- [Task description]: From the first line to the last, retype the records exactly without their images.

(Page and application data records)
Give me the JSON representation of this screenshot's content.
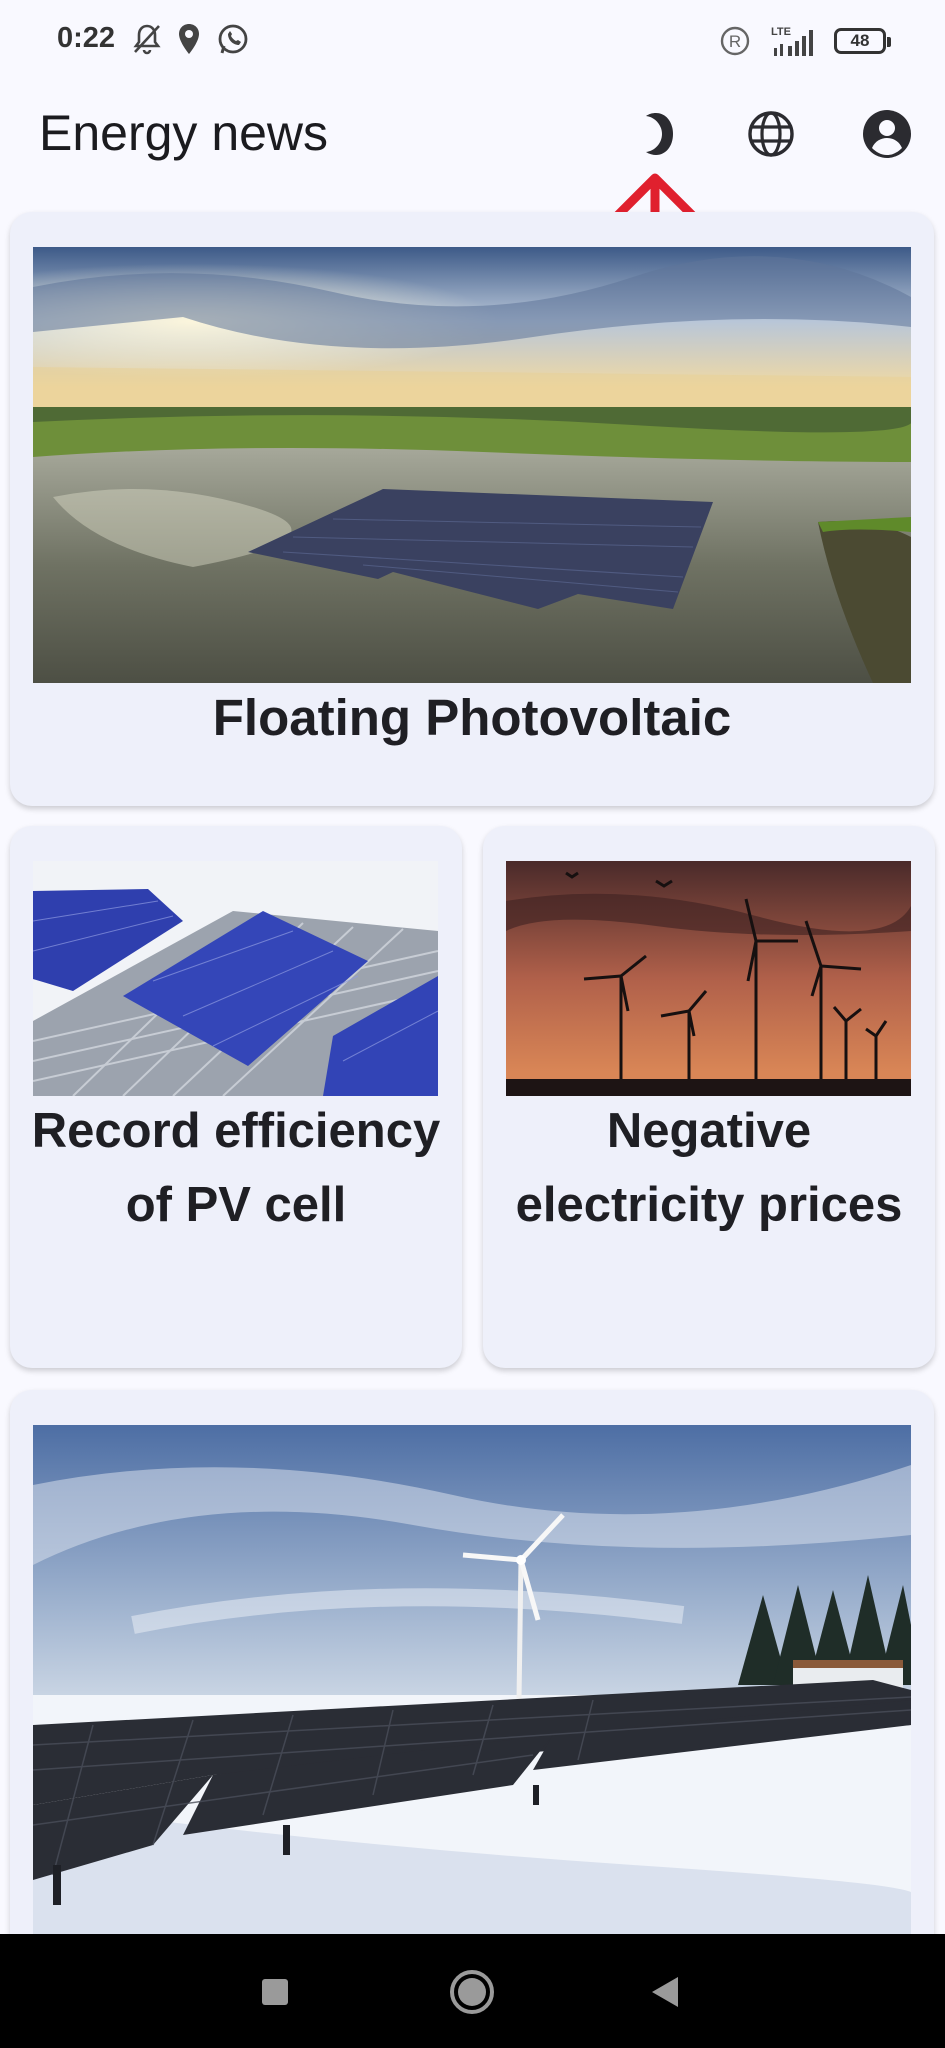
{
  "status_bar": {
    "time": "0:22",
    "network": "LTE",
    "battery": "48",
    "icons": [
      "bell-off-icon",
      "location-pin-icon",
      "whatsapp-icon",
      "registered-icon",
      "signal-icon",
      "battery-icon"
    ]
  },
  "app_bar": {
    "title": "Energy news",
    "actions": [
      "dark-mode-moon-icon",
      "language-globe-icon",
      "account-icon"
    ]
  },
  "annotation": {
    "arrow_color": "#e0202e"
  },
  "articles": [
    {
      "title": "Floating Photovoltaic",
      "image": "floating-solar-panels-on-lake"
    },
    {
      "title": "Record efficiency of PV cell",
      "image": "solar-cell-closeup"
    },
    {
      "title": "Negative electricity prices",
      "image": "wind-turbines-at-sunset"
    },
    {
      "title": "",
      "image": "solar-park-in-snow-with-wind-turbine"
    }
  ],
  "nav_bar": {
    "buttons": [
      "recent-apps-square-icon",
      "home-circle-icon",
      "back-triangle-icon"
    ]
  }
}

- [Expected answer]:
Give me the JSON representation of this screenshot's content.
{
  "status_bar": {
    "time": "0:22",
    "network": "LTE",
    "battery": "48",
    "icons": [
      "bell-off-icon",
      "location-pin-icon",
      "whatsapp-icon",
      "registered-icon",
      "signal-icon",
      "battery-icon"
    ]
  },
  "app_bar": {
    "title": "Energy news",
    "actions": [
      "dark-mode-moon-icon",
      "language-globe-icon",
      "account-icon"
    ]
  },
  "annotation": {
    "arrow_color": "#e0202e"
  },
  "articles": [
    {
      "title": "Floating Photovoltaic",
      "image": "floating-solar-panels-on-lake"
    },
    {
      "title": "Record efficiency of PV cell",
      "image": "solar-cell-closeup"
    },
    {
      "title": "Negative electricity prices",
      "image": "wind-turbines-at-sunset"
    },
    {
      "title": "",
      "image": "solar-park-in-snow-with-wind-turbine"
    }
  ],
  "nav_bar": {
    "buttons": [
      "recent-apps-square-icon",
      "home-circle-icon",
      "back-triangle-icon"
    ]
  }
}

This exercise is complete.